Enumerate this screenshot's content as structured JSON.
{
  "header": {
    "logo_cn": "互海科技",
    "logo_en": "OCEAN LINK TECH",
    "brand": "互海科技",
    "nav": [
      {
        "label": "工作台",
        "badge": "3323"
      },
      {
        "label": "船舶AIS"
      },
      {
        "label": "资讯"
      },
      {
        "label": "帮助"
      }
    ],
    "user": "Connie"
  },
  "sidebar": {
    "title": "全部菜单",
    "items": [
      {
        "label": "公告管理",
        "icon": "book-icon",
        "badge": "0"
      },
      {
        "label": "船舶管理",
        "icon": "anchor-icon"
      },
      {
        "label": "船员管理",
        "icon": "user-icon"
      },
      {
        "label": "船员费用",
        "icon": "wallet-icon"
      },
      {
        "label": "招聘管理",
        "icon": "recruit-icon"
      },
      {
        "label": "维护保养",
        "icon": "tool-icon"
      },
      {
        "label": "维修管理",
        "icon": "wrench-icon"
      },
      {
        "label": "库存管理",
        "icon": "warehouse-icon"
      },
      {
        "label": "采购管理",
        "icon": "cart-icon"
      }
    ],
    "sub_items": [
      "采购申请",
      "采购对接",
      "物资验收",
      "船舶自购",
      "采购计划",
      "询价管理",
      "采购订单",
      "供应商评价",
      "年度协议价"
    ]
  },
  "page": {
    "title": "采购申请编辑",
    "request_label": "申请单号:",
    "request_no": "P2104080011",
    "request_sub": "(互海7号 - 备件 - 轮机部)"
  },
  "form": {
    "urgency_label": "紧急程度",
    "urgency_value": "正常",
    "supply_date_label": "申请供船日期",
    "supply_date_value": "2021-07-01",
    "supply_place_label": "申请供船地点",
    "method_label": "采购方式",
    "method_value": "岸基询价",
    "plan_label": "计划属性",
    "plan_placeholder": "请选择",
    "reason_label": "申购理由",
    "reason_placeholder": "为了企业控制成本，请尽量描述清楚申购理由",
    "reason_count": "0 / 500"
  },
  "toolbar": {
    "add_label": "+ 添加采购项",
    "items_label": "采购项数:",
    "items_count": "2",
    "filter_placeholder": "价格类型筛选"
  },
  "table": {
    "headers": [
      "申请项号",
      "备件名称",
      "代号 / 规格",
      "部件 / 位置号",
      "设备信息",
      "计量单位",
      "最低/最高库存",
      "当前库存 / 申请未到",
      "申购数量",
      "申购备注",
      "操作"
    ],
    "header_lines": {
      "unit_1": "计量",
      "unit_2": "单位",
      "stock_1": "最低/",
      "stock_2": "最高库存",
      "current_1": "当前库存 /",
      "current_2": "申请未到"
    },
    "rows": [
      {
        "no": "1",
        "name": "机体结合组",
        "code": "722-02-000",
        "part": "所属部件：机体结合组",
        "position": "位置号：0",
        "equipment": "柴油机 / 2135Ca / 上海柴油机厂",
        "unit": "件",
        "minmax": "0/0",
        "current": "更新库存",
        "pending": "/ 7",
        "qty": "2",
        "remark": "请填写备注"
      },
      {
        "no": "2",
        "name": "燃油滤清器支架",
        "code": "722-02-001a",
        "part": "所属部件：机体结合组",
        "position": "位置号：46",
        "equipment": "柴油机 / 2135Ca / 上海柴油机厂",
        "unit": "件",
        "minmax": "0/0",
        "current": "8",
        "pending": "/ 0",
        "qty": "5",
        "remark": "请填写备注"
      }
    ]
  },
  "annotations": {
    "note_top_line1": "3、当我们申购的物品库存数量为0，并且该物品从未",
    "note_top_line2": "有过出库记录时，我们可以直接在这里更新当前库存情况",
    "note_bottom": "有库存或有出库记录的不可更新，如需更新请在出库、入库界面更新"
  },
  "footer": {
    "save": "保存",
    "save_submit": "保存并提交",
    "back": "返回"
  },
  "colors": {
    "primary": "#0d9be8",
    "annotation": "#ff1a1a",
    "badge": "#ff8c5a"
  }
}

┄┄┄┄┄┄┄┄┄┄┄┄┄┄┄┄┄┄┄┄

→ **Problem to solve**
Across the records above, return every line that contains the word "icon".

→ **Exercise output**
        "icon": "book-icon",
        "icon": "anchor-icon"
        "icon": "user-icon"
        "icon": "wallet-icon"
        "icon": "recruit-icon"
        "icon": "tool-icon"
        "icon": "wrench-icon"
        "icon": "warehouse-icon"
        "icon": "cart-icon"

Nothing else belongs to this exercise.